Entries from a dataset of interfaces
---------------

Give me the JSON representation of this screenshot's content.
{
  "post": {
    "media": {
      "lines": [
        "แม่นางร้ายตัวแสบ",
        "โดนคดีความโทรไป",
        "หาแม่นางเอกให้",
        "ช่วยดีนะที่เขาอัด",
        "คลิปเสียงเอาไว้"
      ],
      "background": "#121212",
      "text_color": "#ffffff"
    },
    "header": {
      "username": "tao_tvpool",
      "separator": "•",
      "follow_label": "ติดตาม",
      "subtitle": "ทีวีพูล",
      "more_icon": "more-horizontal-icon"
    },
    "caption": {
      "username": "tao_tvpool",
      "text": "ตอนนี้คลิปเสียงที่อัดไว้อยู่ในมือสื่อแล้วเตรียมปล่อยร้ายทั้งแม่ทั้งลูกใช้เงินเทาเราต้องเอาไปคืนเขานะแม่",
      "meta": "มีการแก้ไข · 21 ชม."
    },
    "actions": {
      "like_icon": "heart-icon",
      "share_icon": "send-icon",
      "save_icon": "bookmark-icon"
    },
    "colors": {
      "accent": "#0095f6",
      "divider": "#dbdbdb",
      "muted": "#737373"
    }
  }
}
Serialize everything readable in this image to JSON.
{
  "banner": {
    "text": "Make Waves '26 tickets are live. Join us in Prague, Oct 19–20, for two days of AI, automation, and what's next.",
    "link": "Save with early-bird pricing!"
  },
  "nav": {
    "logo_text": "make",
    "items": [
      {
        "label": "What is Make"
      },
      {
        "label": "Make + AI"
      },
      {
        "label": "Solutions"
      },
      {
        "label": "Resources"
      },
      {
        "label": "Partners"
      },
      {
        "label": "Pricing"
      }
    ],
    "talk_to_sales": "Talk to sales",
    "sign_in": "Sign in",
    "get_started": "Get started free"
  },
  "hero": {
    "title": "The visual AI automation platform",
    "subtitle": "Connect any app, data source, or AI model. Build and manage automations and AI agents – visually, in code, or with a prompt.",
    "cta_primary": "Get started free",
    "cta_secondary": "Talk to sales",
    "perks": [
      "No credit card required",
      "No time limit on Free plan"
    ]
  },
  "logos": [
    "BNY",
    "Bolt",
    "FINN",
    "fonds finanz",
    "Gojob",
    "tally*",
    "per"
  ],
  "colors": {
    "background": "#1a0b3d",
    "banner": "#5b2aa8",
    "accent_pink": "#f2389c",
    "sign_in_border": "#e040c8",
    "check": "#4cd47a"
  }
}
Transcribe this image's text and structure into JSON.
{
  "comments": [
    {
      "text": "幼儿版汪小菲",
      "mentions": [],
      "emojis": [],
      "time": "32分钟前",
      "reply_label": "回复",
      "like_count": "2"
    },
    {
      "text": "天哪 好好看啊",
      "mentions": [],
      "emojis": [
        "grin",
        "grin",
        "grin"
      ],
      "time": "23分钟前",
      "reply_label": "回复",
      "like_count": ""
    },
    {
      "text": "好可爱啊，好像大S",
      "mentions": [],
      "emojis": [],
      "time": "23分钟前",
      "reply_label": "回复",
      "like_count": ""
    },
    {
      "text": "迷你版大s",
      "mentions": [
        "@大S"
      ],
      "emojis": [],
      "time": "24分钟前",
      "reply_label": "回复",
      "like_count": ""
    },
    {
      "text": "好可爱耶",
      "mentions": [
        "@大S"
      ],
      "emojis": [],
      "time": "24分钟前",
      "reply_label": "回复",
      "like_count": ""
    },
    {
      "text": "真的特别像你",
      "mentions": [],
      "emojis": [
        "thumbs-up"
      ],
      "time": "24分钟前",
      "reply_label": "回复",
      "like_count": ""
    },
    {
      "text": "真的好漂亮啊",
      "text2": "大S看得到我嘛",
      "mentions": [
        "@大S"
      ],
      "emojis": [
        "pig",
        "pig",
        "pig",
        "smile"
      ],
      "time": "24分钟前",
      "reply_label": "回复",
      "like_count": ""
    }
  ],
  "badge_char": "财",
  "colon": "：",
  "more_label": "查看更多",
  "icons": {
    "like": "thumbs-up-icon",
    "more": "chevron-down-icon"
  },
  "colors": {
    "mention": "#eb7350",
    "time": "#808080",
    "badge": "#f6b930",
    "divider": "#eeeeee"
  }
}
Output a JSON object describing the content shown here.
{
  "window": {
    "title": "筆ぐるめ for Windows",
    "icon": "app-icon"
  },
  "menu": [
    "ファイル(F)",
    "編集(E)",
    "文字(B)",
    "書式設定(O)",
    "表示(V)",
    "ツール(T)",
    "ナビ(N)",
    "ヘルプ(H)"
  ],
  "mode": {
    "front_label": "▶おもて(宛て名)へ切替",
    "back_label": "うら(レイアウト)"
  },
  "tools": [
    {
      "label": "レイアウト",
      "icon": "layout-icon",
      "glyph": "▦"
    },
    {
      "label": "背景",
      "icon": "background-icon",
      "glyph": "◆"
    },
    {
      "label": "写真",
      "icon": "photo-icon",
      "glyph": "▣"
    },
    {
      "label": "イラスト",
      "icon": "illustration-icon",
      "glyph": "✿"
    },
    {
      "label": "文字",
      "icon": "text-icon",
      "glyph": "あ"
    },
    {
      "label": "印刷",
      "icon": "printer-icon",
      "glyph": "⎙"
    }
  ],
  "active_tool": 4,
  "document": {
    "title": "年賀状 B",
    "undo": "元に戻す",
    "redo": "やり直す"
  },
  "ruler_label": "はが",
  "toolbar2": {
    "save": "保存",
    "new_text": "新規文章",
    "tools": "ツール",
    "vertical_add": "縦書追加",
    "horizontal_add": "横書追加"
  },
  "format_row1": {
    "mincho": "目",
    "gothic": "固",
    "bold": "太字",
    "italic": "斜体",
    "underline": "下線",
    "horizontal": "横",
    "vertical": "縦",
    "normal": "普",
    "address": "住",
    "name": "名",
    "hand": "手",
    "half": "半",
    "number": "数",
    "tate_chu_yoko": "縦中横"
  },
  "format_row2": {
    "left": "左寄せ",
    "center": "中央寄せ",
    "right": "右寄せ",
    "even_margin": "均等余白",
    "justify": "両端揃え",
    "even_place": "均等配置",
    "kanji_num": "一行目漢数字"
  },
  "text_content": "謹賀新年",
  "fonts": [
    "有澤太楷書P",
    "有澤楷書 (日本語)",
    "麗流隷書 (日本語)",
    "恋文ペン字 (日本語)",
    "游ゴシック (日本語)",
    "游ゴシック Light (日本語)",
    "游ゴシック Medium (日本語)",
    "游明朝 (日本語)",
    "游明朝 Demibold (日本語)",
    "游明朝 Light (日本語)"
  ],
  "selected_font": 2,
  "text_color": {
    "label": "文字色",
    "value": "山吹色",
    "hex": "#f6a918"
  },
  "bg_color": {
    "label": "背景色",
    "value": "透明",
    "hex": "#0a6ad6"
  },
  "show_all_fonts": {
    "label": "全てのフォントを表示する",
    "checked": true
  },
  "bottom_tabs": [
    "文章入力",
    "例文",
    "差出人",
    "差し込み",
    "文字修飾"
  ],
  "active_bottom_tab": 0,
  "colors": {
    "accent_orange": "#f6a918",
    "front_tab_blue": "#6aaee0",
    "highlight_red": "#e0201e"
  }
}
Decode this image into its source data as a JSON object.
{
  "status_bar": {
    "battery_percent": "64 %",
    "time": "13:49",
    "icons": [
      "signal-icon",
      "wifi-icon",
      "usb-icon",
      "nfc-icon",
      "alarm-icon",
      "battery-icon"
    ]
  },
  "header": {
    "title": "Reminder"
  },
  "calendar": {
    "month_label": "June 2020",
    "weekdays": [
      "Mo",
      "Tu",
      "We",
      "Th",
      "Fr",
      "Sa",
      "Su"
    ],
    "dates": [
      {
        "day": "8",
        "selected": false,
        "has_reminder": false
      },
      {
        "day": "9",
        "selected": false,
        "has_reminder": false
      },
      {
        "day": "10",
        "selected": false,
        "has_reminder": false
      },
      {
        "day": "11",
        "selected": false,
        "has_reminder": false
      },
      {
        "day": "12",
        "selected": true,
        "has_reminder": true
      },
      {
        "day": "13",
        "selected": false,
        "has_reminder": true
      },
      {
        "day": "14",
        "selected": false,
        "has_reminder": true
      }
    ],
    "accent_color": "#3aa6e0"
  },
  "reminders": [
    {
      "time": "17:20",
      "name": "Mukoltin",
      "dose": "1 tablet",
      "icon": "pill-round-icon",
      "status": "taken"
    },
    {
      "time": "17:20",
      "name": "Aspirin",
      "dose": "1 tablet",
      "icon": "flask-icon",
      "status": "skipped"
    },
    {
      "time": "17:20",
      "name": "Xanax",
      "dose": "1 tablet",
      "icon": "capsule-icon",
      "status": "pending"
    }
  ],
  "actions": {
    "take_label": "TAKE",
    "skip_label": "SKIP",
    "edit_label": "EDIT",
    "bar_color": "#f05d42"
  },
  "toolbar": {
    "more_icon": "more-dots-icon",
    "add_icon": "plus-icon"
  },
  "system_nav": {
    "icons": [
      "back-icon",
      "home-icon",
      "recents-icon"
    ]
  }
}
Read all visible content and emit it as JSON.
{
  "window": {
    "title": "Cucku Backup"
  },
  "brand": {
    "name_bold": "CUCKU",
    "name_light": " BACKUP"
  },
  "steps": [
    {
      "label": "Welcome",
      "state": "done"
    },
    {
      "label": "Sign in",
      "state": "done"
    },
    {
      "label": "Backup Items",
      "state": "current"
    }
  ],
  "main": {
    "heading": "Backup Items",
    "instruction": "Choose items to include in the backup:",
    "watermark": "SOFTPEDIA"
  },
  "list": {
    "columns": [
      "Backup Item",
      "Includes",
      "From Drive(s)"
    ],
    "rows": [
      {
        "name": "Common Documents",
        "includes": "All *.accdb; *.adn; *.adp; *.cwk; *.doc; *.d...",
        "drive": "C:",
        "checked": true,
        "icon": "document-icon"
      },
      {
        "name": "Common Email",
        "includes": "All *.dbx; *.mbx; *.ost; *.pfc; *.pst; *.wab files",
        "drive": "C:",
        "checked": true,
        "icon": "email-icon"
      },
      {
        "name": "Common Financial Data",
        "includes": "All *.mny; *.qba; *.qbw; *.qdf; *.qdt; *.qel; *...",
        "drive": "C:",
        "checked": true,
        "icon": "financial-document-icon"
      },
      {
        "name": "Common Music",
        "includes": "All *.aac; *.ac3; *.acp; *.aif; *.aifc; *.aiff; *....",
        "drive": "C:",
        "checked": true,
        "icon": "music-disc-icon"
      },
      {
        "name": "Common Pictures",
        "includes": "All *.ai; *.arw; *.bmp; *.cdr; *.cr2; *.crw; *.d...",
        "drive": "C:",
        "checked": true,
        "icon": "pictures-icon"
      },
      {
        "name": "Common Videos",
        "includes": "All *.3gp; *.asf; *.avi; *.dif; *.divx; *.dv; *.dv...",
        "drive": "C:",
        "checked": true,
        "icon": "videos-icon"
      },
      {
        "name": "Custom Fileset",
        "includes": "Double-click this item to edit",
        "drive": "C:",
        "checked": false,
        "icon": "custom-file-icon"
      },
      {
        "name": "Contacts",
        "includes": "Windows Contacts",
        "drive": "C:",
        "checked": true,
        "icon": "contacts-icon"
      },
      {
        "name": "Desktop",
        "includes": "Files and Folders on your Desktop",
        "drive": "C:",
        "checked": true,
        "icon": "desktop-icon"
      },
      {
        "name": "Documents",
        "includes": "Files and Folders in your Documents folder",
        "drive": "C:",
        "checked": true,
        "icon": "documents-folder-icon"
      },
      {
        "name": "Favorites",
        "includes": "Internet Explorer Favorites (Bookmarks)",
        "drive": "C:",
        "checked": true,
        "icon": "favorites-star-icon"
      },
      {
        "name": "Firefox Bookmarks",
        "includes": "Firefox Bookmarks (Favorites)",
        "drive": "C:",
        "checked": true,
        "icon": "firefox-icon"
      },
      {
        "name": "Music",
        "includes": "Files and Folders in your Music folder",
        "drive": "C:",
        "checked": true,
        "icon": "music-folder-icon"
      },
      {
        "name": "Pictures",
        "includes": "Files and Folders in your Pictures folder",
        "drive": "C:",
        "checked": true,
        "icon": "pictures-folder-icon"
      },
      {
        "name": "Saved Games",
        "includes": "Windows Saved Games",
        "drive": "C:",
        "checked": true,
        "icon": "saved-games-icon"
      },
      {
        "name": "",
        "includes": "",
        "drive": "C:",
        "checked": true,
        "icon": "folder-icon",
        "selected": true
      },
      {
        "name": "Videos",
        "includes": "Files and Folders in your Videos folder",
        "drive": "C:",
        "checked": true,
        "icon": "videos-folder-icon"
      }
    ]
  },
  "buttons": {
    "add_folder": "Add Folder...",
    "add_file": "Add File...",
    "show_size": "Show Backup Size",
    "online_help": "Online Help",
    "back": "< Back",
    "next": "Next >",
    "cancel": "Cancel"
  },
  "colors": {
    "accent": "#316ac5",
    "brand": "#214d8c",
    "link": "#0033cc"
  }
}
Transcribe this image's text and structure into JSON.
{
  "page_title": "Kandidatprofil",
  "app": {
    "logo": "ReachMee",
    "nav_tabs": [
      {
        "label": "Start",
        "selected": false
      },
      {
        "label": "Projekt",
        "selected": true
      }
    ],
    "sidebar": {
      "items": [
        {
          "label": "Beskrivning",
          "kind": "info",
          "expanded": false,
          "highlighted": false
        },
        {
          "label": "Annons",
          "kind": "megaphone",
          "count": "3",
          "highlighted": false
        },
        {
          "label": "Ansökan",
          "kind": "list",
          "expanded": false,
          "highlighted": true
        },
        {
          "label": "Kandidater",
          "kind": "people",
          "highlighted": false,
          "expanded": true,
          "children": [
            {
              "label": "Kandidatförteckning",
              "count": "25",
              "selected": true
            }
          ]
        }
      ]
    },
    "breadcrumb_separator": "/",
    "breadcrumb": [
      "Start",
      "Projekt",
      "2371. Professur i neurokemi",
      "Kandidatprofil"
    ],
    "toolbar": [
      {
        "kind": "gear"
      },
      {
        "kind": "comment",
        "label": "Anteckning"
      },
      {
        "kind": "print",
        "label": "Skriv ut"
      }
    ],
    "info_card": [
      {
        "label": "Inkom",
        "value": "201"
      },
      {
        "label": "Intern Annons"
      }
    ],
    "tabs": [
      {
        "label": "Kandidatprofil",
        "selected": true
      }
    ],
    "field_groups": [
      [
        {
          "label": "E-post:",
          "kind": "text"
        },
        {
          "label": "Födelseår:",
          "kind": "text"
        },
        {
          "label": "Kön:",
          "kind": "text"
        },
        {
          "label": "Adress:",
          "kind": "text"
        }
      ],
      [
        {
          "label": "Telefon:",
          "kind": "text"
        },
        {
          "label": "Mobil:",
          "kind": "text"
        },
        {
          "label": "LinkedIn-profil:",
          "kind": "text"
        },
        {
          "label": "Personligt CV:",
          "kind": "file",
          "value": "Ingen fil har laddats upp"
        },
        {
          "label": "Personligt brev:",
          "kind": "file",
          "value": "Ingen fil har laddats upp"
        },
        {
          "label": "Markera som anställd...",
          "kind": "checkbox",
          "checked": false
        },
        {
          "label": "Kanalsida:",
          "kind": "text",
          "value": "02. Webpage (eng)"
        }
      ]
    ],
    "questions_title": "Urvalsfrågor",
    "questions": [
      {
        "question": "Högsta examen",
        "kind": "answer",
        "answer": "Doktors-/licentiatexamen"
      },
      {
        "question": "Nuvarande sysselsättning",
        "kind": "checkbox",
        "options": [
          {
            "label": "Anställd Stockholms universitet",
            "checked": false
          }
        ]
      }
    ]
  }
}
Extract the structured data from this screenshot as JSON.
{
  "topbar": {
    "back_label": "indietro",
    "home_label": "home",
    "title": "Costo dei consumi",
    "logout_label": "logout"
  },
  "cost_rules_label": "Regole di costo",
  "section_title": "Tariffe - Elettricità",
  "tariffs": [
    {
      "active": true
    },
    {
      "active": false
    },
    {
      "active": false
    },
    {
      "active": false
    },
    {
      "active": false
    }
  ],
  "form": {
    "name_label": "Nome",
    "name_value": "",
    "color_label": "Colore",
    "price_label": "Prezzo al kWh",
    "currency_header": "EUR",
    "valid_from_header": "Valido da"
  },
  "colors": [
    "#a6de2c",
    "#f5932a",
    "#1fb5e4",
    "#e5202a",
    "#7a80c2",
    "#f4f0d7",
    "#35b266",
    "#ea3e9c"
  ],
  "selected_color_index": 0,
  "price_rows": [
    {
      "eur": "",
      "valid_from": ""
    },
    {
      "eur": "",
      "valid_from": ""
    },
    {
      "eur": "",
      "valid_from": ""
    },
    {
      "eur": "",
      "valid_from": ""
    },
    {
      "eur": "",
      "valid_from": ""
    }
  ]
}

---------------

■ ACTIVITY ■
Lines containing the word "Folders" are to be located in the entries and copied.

■ ANSWER AREA ■
        "includes": "Files and Folders on your Desktop",
        "includes": "Files and Folders in your Documents folder",
        "includes": "Files and Folders in your Music folder",
        "includes": "Files and Folders in your Pictures folder",
        "includes": "Files and Folders in your Videos folder",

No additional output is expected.